■ **Your instructions**:
Read the records and gather each line that includes "Ellipse".

#### Data to process

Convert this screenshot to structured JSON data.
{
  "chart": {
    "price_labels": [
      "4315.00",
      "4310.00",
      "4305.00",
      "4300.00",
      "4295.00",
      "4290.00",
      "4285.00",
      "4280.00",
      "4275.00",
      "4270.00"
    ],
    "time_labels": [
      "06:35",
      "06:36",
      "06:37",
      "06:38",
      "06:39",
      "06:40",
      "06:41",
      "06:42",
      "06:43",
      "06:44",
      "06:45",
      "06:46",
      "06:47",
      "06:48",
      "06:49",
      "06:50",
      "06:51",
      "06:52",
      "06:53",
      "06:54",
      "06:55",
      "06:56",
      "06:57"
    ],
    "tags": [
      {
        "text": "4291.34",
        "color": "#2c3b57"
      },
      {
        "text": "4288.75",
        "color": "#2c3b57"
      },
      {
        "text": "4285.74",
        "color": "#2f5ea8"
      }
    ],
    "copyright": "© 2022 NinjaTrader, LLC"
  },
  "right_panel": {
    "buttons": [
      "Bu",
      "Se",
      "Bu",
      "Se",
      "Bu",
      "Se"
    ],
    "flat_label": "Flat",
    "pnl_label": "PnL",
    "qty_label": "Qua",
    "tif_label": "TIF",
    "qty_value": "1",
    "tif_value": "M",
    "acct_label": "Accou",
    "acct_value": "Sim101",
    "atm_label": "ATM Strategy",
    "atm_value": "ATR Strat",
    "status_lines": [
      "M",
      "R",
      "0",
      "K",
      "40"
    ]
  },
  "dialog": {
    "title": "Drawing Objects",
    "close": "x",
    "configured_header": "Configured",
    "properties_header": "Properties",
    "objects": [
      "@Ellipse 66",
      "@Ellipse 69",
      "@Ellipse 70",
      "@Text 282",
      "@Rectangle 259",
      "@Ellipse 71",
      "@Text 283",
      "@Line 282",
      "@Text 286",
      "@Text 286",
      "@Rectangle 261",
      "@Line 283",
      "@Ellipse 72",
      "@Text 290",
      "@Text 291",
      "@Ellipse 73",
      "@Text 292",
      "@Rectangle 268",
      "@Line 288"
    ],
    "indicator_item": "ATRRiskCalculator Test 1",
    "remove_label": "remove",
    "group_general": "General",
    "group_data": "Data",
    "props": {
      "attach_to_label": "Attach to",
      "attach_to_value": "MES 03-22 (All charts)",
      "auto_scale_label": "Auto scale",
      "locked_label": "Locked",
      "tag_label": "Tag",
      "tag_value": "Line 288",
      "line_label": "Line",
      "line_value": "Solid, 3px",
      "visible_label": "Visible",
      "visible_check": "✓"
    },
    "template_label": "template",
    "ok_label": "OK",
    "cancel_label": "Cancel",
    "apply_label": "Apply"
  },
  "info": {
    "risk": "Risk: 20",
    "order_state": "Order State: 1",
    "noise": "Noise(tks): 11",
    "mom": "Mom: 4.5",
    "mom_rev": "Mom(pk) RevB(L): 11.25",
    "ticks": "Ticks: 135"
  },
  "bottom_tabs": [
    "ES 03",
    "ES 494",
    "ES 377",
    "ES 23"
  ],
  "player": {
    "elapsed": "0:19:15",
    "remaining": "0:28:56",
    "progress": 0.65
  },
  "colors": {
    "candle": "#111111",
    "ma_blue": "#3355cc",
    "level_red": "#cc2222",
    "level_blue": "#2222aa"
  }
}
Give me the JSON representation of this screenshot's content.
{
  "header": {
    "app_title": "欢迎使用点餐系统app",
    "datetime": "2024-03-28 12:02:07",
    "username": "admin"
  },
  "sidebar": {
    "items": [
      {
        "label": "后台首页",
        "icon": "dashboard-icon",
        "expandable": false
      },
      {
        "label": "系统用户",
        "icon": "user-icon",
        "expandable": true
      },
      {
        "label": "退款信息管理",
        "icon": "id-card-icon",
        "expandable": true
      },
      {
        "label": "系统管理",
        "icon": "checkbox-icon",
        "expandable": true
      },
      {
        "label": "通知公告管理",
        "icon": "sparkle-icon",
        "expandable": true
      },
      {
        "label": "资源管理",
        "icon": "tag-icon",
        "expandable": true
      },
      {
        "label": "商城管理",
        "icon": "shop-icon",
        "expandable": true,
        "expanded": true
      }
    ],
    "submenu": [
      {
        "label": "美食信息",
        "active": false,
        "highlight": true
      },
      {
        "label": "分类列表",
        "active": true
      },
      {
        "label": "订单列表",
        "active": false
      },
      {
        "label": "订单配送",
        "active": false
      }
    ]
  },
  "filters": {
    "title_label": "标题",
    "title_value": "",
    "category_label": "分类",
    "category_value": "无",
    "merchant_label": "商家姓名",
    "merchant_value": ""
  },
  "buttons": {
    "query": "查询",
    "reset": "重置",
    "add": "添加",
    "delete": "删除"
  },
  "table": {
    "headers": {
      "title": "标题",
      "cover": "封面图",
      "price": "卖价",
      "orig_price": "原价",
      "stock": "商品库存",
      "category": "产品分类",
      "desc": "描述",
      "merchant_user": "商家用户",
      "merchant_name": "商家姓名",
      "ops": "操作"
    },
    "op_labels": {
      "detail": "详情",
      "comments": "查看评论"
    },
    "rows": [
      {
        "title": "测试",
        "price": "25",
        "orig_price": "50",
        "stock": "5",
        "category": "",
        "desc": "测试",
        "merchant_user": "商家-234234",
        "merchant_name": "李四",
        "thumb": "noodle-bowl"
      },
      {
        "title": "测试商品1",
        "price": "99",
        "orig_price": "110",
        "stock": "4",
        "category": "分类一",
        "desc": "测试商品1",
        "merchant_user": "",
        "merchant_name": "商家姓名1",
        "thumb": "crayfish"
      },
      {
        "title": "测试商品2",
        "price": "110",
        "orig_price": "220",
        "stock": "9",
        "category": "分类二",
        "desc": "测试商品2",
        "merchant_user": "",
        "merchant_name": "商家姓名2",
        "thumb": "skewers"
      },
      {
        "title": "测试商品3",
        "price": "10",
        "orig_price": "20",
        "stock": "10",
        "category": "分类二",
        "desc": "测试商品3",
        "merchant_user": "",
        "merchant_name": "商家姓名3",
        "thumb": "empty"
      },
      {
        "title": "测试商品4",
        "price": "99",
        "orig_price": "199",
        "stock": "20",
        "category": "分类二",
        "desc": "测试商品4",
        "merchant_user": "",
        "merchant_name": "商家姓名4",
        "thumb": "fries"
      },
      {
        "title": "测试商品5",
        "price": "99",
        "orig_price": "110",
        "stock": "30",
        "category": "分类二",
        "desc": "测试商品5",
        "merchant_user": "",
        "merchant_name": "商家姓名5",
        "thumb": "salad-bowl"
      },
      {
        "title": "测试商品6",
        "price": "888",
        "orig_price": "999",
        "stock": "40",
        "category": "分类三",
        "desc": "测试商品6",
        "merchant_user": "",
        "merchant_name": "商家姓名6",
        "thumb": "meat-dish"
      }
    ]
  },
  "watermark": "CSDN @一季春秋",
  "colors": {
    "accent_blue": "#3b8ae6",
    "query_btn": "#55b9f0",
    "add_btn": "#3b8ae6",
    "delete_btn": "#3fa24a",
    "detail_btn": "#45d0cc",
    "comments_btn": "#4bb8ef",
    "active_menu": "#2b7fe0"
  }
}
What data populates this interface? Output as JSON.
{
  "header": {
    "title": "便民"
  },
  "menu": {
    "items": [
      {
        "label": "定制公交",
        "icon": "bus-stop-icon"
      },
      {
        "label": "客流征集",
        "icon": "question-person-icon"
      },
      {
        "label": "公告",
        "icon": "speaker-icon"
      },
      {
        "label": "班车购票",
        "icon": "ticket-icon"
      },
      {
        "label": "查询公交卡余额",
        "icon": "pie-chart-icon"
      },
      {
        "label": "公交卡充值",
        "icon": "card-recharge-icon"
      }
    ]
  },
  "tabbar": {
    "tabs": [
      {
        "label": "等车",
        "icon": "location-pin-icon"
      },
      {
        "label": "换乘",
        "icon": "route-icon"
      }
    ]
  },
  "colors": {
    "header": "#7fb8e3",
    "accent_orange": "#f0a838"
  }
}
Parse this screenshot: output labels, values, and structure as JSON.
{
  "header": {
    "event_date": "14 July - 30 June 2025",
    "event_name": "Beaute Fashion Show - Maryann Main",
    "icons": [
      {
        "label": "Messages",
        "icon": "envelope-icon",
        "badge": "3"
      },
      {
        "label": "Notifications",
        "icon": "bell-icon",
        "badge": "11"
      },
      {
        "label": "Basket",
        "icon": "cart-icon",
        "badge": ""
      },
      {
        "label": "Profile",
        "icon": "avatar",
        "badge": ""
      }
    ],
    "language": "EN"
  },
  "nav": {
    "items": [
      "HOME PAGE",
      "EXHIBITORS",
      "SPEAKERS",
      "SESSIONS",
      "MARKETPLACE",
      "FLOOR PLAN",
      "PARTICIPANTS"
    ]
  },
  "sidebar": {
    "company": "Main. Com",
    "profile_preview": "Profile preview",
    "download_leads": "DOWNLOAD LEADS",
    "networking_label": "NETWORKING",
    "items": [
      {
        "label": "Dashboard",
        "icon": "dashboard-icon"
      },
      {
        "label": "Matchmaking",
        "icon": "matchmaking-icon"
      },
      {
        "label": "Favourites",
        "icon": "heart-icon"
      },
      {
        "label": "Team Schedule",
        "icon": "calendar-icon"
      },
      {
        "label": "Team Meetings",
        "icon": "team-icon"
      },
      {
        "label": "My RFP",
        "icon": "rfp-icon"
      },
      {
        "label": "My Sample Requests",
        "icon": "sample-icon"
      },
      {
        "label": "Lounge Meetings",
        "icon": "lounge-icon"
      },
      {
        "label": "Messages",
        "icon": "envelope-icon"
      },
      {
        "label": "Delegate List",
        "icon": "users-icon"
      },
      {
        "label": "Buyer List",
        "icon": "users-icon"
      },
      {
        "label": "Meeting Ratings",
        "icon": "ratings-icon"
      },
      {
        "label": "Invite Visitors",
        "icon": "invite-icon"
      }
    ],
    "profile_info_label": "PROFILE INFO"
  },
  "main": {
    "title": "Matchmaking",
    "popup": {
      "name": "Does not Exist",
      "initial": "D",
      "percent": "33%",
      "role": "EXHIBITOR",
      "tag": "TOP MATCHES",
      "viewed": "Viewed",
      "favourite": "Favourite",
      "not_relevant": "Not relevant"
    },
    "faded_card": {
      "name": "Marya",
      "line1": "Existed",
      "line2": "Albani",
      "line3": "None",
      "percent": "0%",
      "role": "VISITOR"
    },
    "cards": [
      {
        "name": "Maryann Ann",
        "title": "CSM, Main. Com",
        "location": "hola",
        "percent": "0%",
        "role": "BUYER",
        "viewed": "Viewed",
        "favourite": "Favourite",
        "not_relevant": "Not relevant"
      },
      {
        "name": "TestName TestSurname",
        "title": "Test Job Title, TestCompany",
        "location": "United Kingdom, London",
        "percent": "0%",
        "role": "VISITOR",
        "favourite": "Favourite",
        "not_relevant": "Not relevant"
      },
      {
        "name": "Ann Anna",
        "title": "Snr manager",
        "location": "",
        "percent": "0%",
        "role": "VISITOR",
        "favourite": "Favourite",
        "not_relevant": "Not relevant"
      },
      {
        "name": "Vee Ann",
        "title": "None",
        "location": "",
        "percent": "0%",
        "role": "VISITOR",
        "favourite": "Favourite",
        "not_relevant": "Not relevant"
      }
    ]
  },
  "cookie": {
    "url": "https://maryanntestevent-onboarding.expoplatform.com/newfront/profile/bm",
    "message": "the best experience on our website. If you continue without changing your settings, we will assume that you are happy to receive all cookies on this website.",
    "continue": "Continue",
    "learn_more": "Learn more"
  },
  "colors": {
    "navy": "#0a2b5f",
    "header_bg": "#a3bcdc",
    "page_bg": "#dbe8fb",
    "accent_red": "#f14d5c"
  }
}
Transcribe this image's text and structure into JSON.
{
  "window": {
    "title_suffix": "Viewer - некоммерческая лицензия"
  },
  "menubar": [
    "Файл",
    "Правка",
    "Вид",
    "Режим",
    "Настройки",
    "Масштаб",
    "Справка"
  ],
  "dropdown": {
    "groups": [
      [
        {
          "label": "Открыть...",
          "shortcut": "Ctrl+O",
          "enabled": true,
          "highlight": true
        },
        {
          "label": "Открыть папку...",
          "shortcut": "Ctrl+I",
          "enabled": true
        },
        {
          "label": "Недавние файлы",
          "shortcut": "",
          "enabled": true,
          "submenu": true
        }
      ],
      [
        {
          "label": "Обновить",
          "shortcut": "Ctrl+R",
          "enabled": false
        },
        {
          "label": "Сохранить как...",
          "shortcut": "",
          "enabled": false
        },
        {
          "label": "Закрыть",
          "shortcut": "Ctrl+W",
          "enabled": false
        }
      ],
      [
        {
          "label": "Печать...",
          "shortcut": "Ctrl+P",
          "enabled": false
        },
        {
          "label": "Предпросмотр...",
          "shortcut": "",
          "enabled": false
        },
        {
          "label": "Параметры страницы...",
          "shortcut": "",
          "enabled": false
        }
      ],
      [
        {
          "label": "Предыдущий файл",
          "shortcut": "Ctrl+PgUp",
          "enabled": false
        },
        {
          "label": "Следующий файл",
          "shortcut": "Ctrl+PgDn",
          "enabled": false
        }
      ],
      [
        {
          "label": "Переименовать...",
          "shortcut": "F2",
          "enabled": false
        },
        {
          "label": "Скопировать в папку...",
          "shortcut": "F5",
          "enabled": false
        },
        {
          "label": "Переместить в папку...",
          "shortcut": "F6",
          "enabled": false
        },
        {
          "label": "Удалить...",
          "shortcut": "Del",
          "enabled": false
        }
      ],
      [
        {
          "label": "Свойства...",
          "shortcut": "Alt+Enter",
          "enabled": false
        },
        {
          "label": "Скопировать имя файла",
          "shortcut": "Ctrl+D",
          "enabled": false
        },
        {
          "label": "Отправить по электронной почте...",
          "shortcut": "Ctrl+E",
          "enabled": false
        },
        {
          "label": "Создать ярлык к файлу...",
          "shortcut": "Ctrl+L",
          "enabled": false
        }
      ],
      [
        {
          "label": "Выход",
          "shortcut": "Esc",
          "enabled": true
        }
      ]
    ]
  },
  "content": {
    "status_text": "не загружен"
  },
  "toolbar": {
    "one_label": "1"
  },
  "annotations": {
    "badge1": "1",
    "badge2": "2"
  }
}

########

■ **Solution for this task**:
      "@Ellipse 66",
      "@Ellipse 69",
      "@Ellipse 70",
      "@Ellipse 71",
      "@Ellipse 72",
      "@Ellipse 73",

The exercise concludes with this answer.